▶ [Exercise details] The entries shown here must be retyped in full, with no pictures included.

_____

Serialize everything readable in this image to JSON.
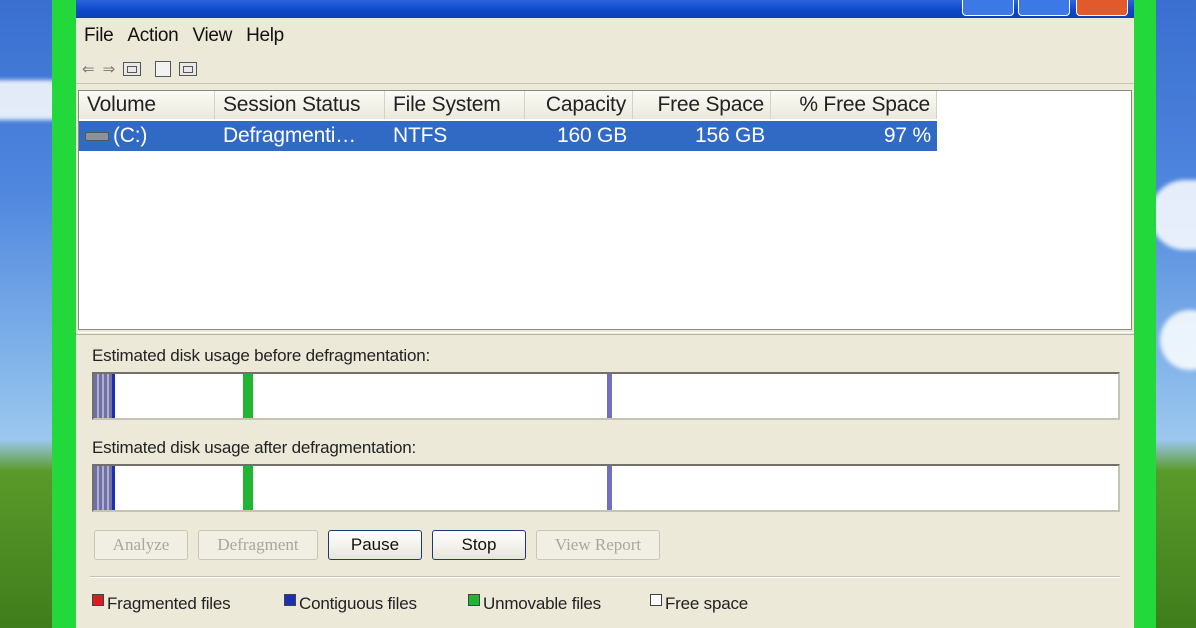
{
  "window": {
    "title": ""
  },
  "menu": [
    "File",
    "Action",
    "View",
    "Help"
  ],
  "toolbar": {
    "icons": [
      "back-arrow-icon",
      "forward-arrow-icon",
      "view-icon",
      "properties-icon",
      "view-icon"
    ],
    "glyph_back": "⇐",
    "glyph_forward": "⇒"
  },
  "volumes": {
    "columns": [
      "Volume",
      "Session Status",
      "File System",
      "Capacity",
      "Free Space",
      "% Free Space"
    ],
    "rows": [
      {
        "volume": "(C:)",
        "status": "Defragmenti…",
        "fs": "NTFS",
        "capacity": "160 GB",
        "free": "156 GB",
        "pct": "97 %"
      }
    ]
  },
  "usage": {
    "before_label": "Estimated disk usage before defragmentation:",
    "after_label": "Estimated disk usage after defragmentation:"
  },
  "buttons": {
    "analyze": "Analyze",
    "defragment": "Defragment",
    "pause": "Pause",
    "stop": "Stop",
    "view_report": "View Report"
  },
  "legend": [
    {
      "label": "Fragmented files",
      "color": "#d21f1f"
    },
    {
      "label": "Contiguous files",
      "color": "#1d2fb3"
    },
    {
      "label": "Unmovable files",
      "color": "#22b534"
    },
    {
      "label": "Free space",
      "color": "#ffffff"
    }
  ],
  "colors": {
    "selection": "#316ac5",
    "highlight_frame": "#22d83a",
    "contiguous": "#7070c0",
    "unmovable": "#22b534"
  }
}
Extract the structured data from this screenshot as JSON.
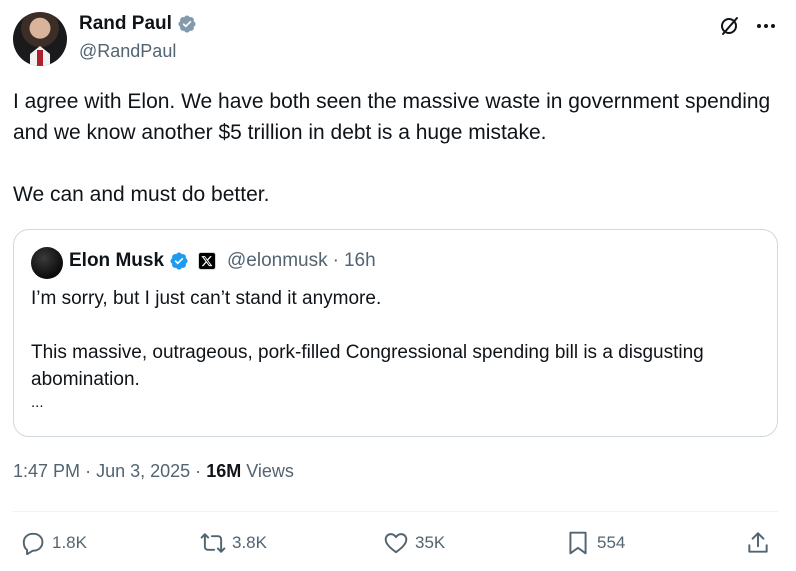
{
  "author": {
    "name": "Rand Paul",
    "handle": "@RandPaul"
  },
  "tweet": {
    "text_line1": "I agree with Elon.  We have both seen the massive waste in government spending and we know another $5 trillion in debt is a huge mistake.",
    "text_line2": "We can and must do better."
  },
  "quote": {
    "name": "Elon Musk",
    "handle": "@elonmusk",
    "separator": "·",
    "time": "16h",
    "text_line1": "I’m sorry, but I just can’t stand it anymore.",
    "text_line2": "This massive, outrageous, pork-filled Congressional spending bill is a disgusting abomination.",
    "text_line3": "..."
  },
  "meta": {
    "time": "1:47 PM",
    "dot": "·",
    "date": "Jun 3, 2025",
    "views_count": "16M",
    "views_label": "Views"
  },
  "actions": {
    "replies": "1.8K",
    "reposts": "3.8K",
    "likes": "35K",
    "bookmarks": "554"
  },
  "colors": {
    "verified_blue": "#1d9bf0",
    "verified_gray": "#829aab",
    "secondary_text": "#536471",
    "primary_text": "#0f1419",
    "border": "#cfd9de"
  },
  "icons": [
    "verified-badge-icon",
    "grok-icon",
    "more-icon",
    "x-badge-icon",
    "reply-icon",
    "repost-icon",
    "like-icon",
    "bookmark-icon",
    "share-icon"
  ]
}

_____

▶ [Answer to the exercise]
Serialize everything readable in this image to JSON.
{
  "window": {
    "title": ""
  },
  "menu": [
    "File",
    "Action",
    "View",
    "Help"
  ],
  "toolbar": {
    "icons": [
      "back-arrow-icon",
      "forward-arrow-icon",
      "view-icon",
      "properties-icon",
      "view-icon"
    ],
    "glyph_back": "⇐",
    "glyph_forward": "⇒"
  },
  "volumes": {
    "columns": [
      "Volume",
      "Session Status",
      "File System",
      "Capacity",
      "Free Space",
      "% Free Space"
    ],
    "rows": [
      {
        "volume": "(C:)",
        "status": "Defragmenti…",
        "fs": "NTFS",
        "capacity": "160 GB",
        "free": "156 GB",
        "pct": "97 %"
      }
    ]
  },
  "usage": {
    "before_label": "Estimated disk usage before defragmentation:",
    "after_label": "Estimated disk usage after defragmentation:"
  },
  "buttons": {
    "analyze": "Analyze",
    "defragment": "Defragment",
    "pause": "Pause",
    "stop": "Stop",
    "view_report": "View Report"
  },
  "legend": [
    {
      "label": "Fragmented files",
      "color": "#d21f1f"
    },
    {
      "label": "Contiguous files",
      "color": "#1d2fb3"
    },
    {
      "label": "Unmovable files",
      "color": "#22b534"
    },
    {
      "label": "Free space",
      "color": "#ffffff"
    }
  ],
  "colors": {
    "selection": "#316ac5",
    "highlight_frame": "#22d83a",
    "contiguous": "#7070c0",
    "unmovable": "#22b534"
  }
}
Extract the structured data from this screenshot as JSON.
{
  "author": {
    "name": "Rand Paul",
    "handle": "@RandPaul"
  },
  "tweet": {
    "text_line1": "I agree with Elon.  We have both seen the massive waste in government spending and we know another $5 trillion in debt is a huge mistake.",
    "text_line2": "We can and must do better."
  },
  "quote": {
    "name": "Elon Musk",
    "handle": "@elonmusk",
    "separator": "·",
    "time": "16h",
    "text_line1": "I’m sorry, but I just can’t stand it anymore.",
    "text_line2": "This massive, outrageous, pork-filled Congressional spending bill is a disgusting abomination.",
    "text_line3": "..."
  },
  "meta": {
    "time": "1:47 PM",
    "dot": "·",
    "date": "Jun 3, 2025",
    "views_count": "16M",
    "views_label": "Views"
  },
  "actions": {
    "replies": "1.8K",
    "reposts": "3.8K",
    "likes": "35K",
    "bookmarks": "554"
  },
  "colors": {
    "verified_blue": "#1d9bf0",
    "verified_gray": "#829aab",
    "secondary_text": "#536471",
    "primary_text": "#0f1419",
    "border": "#cfd9de"
  },
  "icons": [
    "verified-badge-icon",
    "grok-icon",
    "more-icon",
    "x-badge-icon",
    "reply-icon",
    "repost-icon",
    "like-icon",
    "bookmark-icon",
    "share-icon"
  ]
}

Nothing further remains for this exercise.